Themes and Meanings

(Critical Guide to British Fiction)

The main theme of the novel is that the human capacity for creating illusions must be overcome before there can be any true wisdom. It is better to see life clearly, even if the vision is dark, than to bathe in the rosy light of illusions: Katherine’s realization toward the end of the novel that life “had shrunken slightly into the truth” is worth more than all of her previous false hopes.
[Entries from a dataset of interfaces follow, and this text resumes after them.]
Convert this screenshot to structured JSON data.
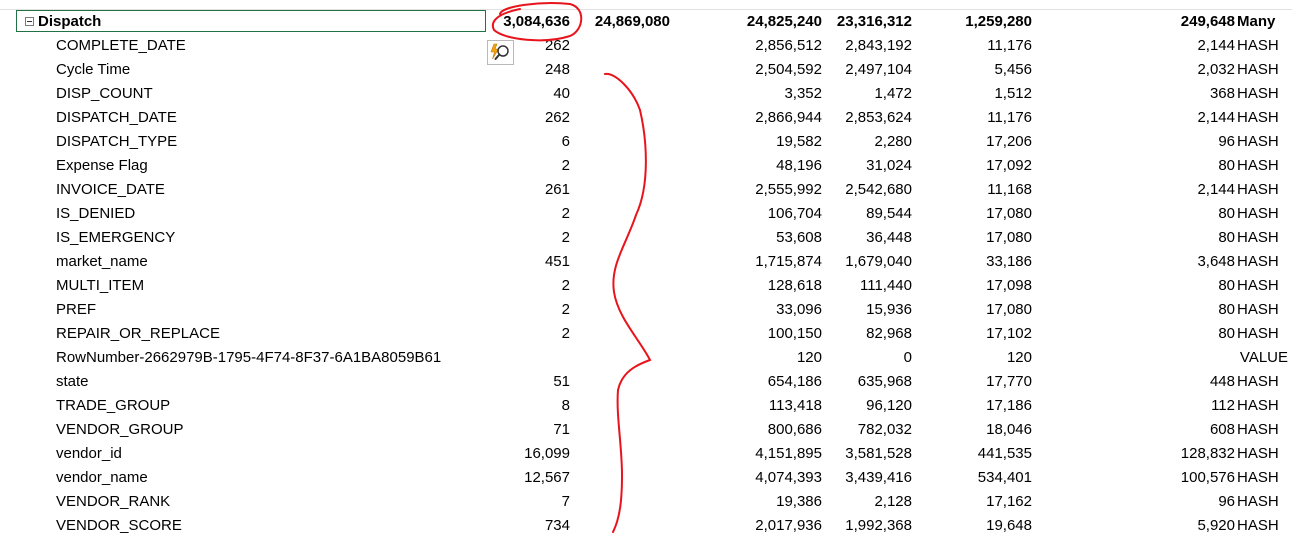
{
  "header": {
    "name": "Dispatch",
    "cardinality": "3,084,636",
    "col_b": "24,869,080",
    "col_d": "24,825,240",
    "col_e": "23,316,312",
    "col_f": "1,259,280",
    "col_g": "249,648",
    "type": "Many"
  },
  "rows": [
    {
      "name": "COMPLETE_DATE",
      "cardinality": "262",
      "col_d": "2,856,512",
      "col_e": "2,843,192",
      "col_f": "11,176",
      "col_g": "2,144",
      "type": "HASH"
    },
    {
      "name": "Cycle Time",
      "cardinality": "248",
      "col_d": "2,504,592",
      "col_e": "2,497,104",
      "col_f": "5,456",
      "col_g": "2,032",
      "type": "HASH"
    },
    {
      "name": "DISP_COUNT",
      "cardinality": "40",
      "col_d": "3,352",
      "col_e": "1,472",
      "col_f": "1,512",
      "col_g": "368",
      "type": "HASH"
    },
    {
      "name": "DISPATCH_DATE",
      "cardinality": "262",
      "col_d": "2,866,944",
      "col_e": "2,853,624",
      "col_f": "11,176",
      "col_g": "2,144",
      "type": "HASH"
    },
    {
      "name": "DISPATCH_TYPE",
      "cardinality": "6",
      "col_d": "19,582",
      "col_e": "2,280",
      "col_f": "17,206",
      "col_g": "96",
      "type": "HASH"
    },
    {
      "name": "Expense Flag",
      "cardinality": "2",
      "col_d": "48,196",
      "col_e": "31,024",
      "col_f": "17,092",
      "col_g": "80",
      "type": "HASH"
    },
    {
      "name": "INVOICE_DATE",
      "cardinality": "261",
      "col_d": "2,555,992",
      "col_e": "2,542,680",
      "col_f": "11,168",
      "col_g": "2,144",
      "type": "HASH"
    },
    {
      "name": "IS_DENIED",
      "cardinality": "2",
      "col_d": "106,704",
      "col_e": "89,544",
      "col_f": "17,080",
      "col_g": "80",
      "type": "HASH"
    },
    {
      "name": "IS_EMERGENCY",
      "cardinality": "2",
      "col_d": "53,608",
      "col_e": "36,448",
      "col_f": "17,080",
      "col_g": "80",
      "type": "HASH"
    },
    {
      "name": "market_name",
      "cardinality": "451",
      "col_d": "1,715,874",
      "col_e": "1,679,040",
      "col_f": "33,186",
      "col_g": "3,648",
      "type": "HASH"
    },
    {
      "name": "MULTI_ITEM",
      "cardinality": "2",
      "col_d": "128,618",
      "col_e": "111,440",
      "col_f": "17,098",
      "col_g": "80",
      "type": "HASH"
    },
    {
      "name": "PREF",
      "cardinality": "2",
      "col_d": "33,096",
      "col_e": "15,936",
      "col_f": "17,080",
      "col_g": "80",
      "type": "HASH"
    },
    {
      "name": "REPAIR_OR_REPLACE",
      "cardinality": "2",
      "col_d": "100,150",
      "col_e": "82,968",
      "col_f": "17,102",
      "col_g": "80",
      "type": "HASH"
    },
    {
      "name": "RowNumber-2662979B-1795-4F74-8F37-6A1BA8059B61",
      "cardinality": "",
      "col_d": "120",
      "col_e": "0",
      "col_f": "120",
      "col_g": "",
      "type": "VALUE"
    },
    {
      "name": "state",
      "cardinality": "51",
      "col_d": "654,186",
      "col_e": "635,968",
      "col_f": "17,770",
      "col_g": "448",
      "type": "HASH"
    },
    {
      "name": "TRADE_GROUP",
      "cardinality": "8",
      "col_d": "113,418",
      "col_e": "96,120",
      "col_f": "17,186",
      "col_g": "112",
      "type": "HASH"
    },
    {
      "name": "VENDOR_GROUP",
      "cardinality": "71",
      "col_d": "800,686",
      "col_e": "782,032",
      "col_f": "18,046",
      "col_g": "608",
      "type": "HASH"
    },
    {
      "name": "vendor_id",
      "cardinality": "16,099",
      "col_d": "4,151,895",
      "col_e": "3,581,528",
      "col_f": "441,535",
      "col_g": "128,832",
      "type": "HASH"
    },
    {
      "name": "vendor_name",
      "cardinality": "12,567",
      "col_d": "4,074,393",
      "col_e": "3,439,416",
      "col_f": "534,401",
      "col_g": "100,576",
      "type": "HASH"
    },
    {
      "name": "VENDOR_RANK",
      "cardinality": "7",
      "col_d": "19,386",
      "col_e": "2,128",
      "col_f": "17,162",
      "col_g": "96",
      "type": "HASH"
    },
    {
      "name": "VENDOR_SCORE",
      "cardinality": "734",
      "col_d": "2,017,936",
      "col_e": "1,992,368",
      "col_f": "19,648",
      "col_g": "5,920",
      "type": "HASH"
    }
  ],
  "annotations": {
    "stroke_color": "#e8141c"
  },
  "icons": {
    "quick_analysis": "quick-analysis-icon",
    "collapse": "collapse-minus-icon"
  },
  "colors": {
    "selection_border": "#217346",
    "grid_line": "#e1e1e1"
  }
}
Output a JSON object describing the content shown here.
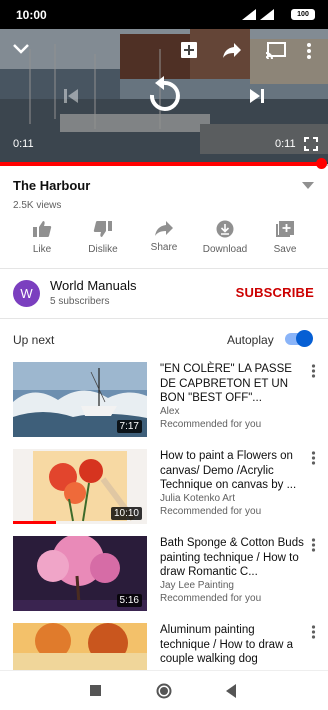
{
  "status_bar": {
    "time": "10:00",
    "battery": "100"
  },
  "player": {
    "time_elapsed": "0:11",
    "time_total": "0:11",
    "progress": 0.98,
    "icons": [
      "collapse-icon",
      "add-to-playlist-icon",
      "share-icon",
      "cast-icon",
      "more-vert-icon",
      "previous-icon",
      "replay-icon",
      "next-icon",
      "fullscreen-icon"
    ]
  },
  "video": {
    "title": "The Harbour",
    "views": "2.5K views"
  },
  "actions": [
    {
      "label": "Like",
      "icon": "thumb-up-icon"
    },
    {
      "label": "Dislike",
      "icon": "thumb-down-icon"
    },
    {
      "label": "Share",
      "icon": "share-icon"
    },
    {
      "label": "Download",
      "icon": "download-icon"
    },
    {
      "label": "Save",
      "icon": "save-icon"
    }
  ],
  "channel": {
    "avatar_letter": "W",
    "name": "World Manuals",
    "subscribers": "5 subscribers",
    "subscribe_label": "SUBSCRIBE",
    "avatar_color": "#7b3fbf"
  },
  "up_next": {
    "label": "Up next",
    "autoplay_label": "Autoplay",
    "autoplay_on": true
  },
  "videos": [
    {
      "title": "\"EN COLÈRE\" LA PASSE DE CAPBRETON ET UN BON \"BEST OFF\"...",
      "channel": "Alex",
      "note": "Recommended for you",
      "duration": "7:17"
    },
    {
      "title": "How to paint a Flowers on canvas/ Demo /Acrylic Technique on canvas by ...",
      "channel": "Julia Kotenko Art",
      "note": "Recommended for you",
      "duration": "10:10",
      "watched": 0.32
    },
    {
      "title": "Bath Sponge & Cotton Buds painting technique / How to draw Romantic C...",
      "channel": "Jay Lee Painting",
      "note": "Recommended for you",
      "duration": "5:16"
    },
    {
      "title": "Aluminum painting technique / How to draw a couple walking dog",
      "channel": "",
      "note": "",
      "duration": ""
    }
  ],
  "colors": {
    "accent_red": "#ff0000",
    "subscribe_red": "#cc0000",
    "toggle_blue": "#065fd4"
  }
}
The recurring motif of the journey, ironically employed, reinforces the theme. As Katherine gets on the bus early in the novel, she feels “a momentary flicker of pleasure, as if she were entering on a fresh stage of some more important journey.” The motif is taken up later, when she reflects that the day has become so odd that “it was beginning to resemble an odyssey in a dream,” and at the close of the novel, the strongest link she feels with Robin is “that they were journeying together.” The meaning of the term, however, has changed. The journey is no longer seen to possess significance or even to be a journey at all in the conventional sense. It is only a series of disconnected and fortuitous events which two people might by chance share momentarily.

The other recurring motif, with strong metaphoric overtones, is that of the cold winter weather. The first chapter is devoted entirely to the winter setting: Villages are cut off, and many people are forced to remain in their rooms, shut off from one another. Significantly, what little light...

(The entire section is 539 words.)